Hellen Zenna Smith tries to get across a clear and concise message in her novel Not So Quiet. That message implies no matter the war, it is a grizzly and destructive force and it can shake free even the deepest-rooted forms of social norms and values. Smith emphasizes this idea straight from the beginning of the novel when Tosh shaved off all of her hair (14). She described how necessity took over in these women's lives. This necessity caused most of the women to look at their roles in society differently. Some of the values and norms that are questioned in the text are, nationalism, femininity, sexual morality and social standing.
In the beginning of the book, we see that the women feel bonded by nationalism. This nationalism has brought them to the front line as ambulance drivers during World War I. Nellie "Smithy " Smith, the main character of this novel, questions this nationalism many times throughout the book. Even Tosh pokes fun at Smithy when she calls her "one of England's Splendid Daughters " (Smith 13) because of how Tosh sees Smithy's high class standing as part of the reason she has this nationalistic obligation. In that same line, Tosh makes fun at the fact that the older generation is sending the younger generation to war, due to what she feels is pride-lead stupidity. World War I was a severe and terrible war, marked by young men dying in some of the most horrible conditions ever possibly imagined. These women, being ambulance drivers, saw this on a regular basis. They saw their own friends die horrible deaths for example, when Tosh dies Smith writes, "Tosh lies in my arms dead, soaking my overcoat with blood. Dead. " (160). It is no wonder the characters in this book would start to question if fighting this war was right. .

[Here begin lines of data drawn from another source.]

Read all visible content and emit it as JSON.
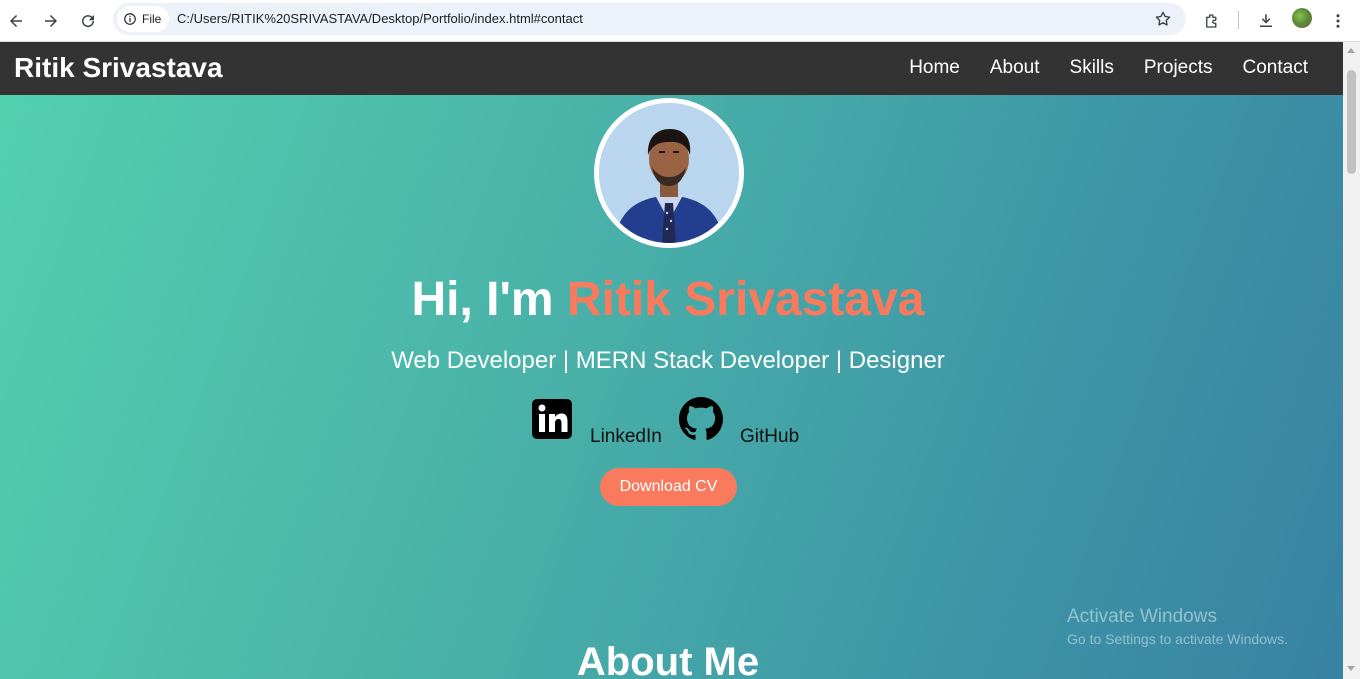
{
  "browser": {
    "site_chip_label": "File",
    "url": "C:/Users/RITIK%20SRIVASTAVA/Desktop/Portfolio/index.html#contact",
    "icons": [
      "back-icon",
      "forward-icon",
      "reload-icon",
      "info-icon",
      "star-icon",
      "extensions-icon",
      "download-icon",
      "profile-avatar",
      "menu-icon"
    ]
  },
  "navbar": {
    "brand": "Ritik Srivastava",
    "links": [
      {
        "label": "Home"
      },
      {
        "label": "About"
      },
      {
        "label": "Skills"
      },
      {
        "label": "Projects"
      },
      {
        "label": "Contact"
      }
    ]
  },
  "hero": {
    "greeting": "Hi, I'm ",
    "name": "Ritik Srivastava",
    "subtitle": "Web Developer | MERN Stack Developer | Designer",
    "social": [
      {
        "icon": "linkedin-icon",
        "label": "LinkedIn"
      },
      {
        "icon": "github-icon",
        "label": "GitHub"
      }
    ],
    "cv_button": "Download CV"
  },
  "about": {
    "heading": "About Me"
  },
  "watermark": {
    "line1": "Activate Windows",
    "line2": "Go to Settings to activate Windows."
  },
  "colors": {
    "navbar_bg": "#333333",
    "accent": "#fa7a5e",
    "gradient_start": "#52d1ae",
    "gradient_end": "#3882a3"
  }
}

Smithy has to also wrestle with the idea of her absolute resentment toward her mother. Her mother brags that Smithy is doing so much on the front line where she has no understanding of the actual psychological toll that the war effort was taking on her daughter.